After a meniscal repair, a patient wears a knee brace for at least four weeks to keep the knee straight and facilitate healing, according to Miami Sports Medicine. The knee brace must be worn while walking and kept in the "locked" position. However, it can be removed when the person wants to exercise lightly.
A meniscus tear is one of the most common cartilage injuries to the knee, explains WebMD. The meniscus is a piece of cartilage in the knee joint responsible for protecting the bones, but it is easily damaged by twisting the knee. Complications can arise when a piece of the shredded cartilage catches in the joint, locking it and preventing it from bending. It weakens with age, putting older athletes at risk.

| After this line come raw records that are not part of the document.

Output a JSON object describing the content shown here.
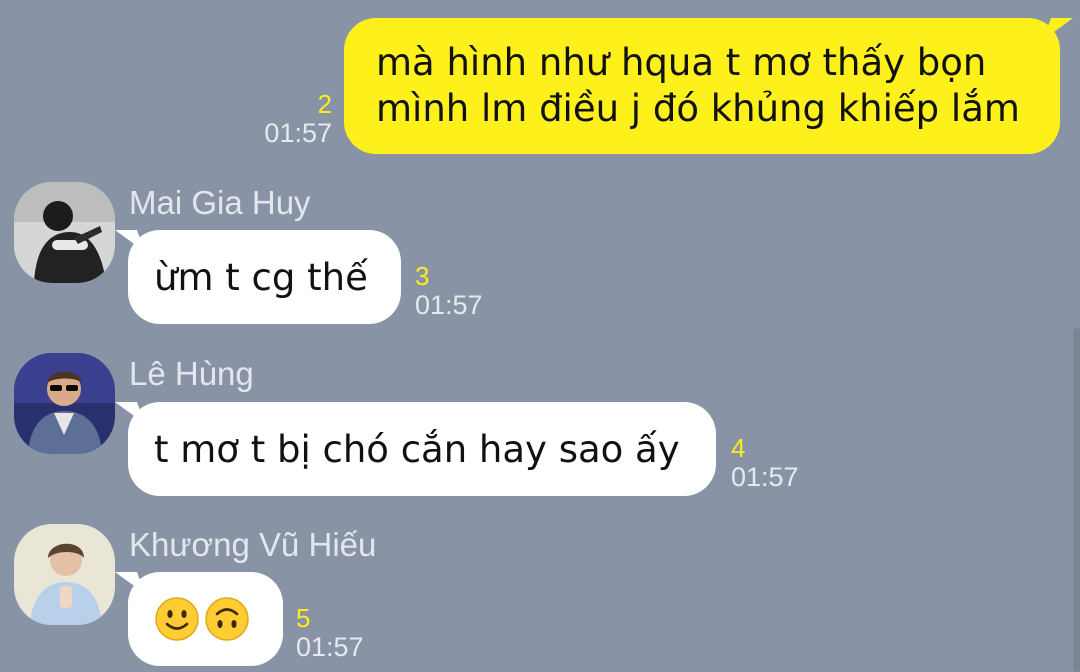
{
  "messages": [
    {
      "direction": "outgoing",
      "lines": [
        "mà hình như hqua t mơ thấy bọn",
        "mình lm điều j đó khủng khiếp lắm"
      ],
      "unread_count": "2",
      "time": "01:57"
    },
    {
      "direction": "incoming",
      "sender": "Mai Gia Huy",
      "text": "ừm t cg thế",
      "unread_count": "3",
      "time": "01:57"
    },
    {
      "direction": "incoming",
      "sender": "Lê Hùng",
      "text": "t mơ t bị chó cắn hay sao ấy",
      "unread_count": "4",
      "time": "01:57"
    },
    {
      "direction": "incoming",
      "sender": "Khương Vũ Hiếu",
      "emojis": [
        "slightly-smiling-face-icon",
        "upside-down-face-icon"
      ],
      "unread_count": "5",
      "time": "01:57"
    }
  ],
  "colors": {
    "background": "#8894a6",
    "outgoing_bubble": "#fef01b",
    "incoming_bubble": "#ffffff",
    "unread_count": "#fbec1e",
    "timestamp": "#e6e9ee",
    "sender_name": "#e3e6ec"
  }
}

A meniscus tear is described as "a popping sensation" during the actual injury, states WebMD. It is often accompanied by pain and swelling and results in difficulty straightening or bending the knee. The pain is usually ignorable at first but rapidly increases over time. The outer portion of the meniscus heals on its own if the damage is minimal, but the inner portion lacks adequate blood supply to provide vital nutrients for the healing process. If surgery is not required, the meniscus can be repaired through resting the knee, icing it regularly, compressing it and keeping it elevated.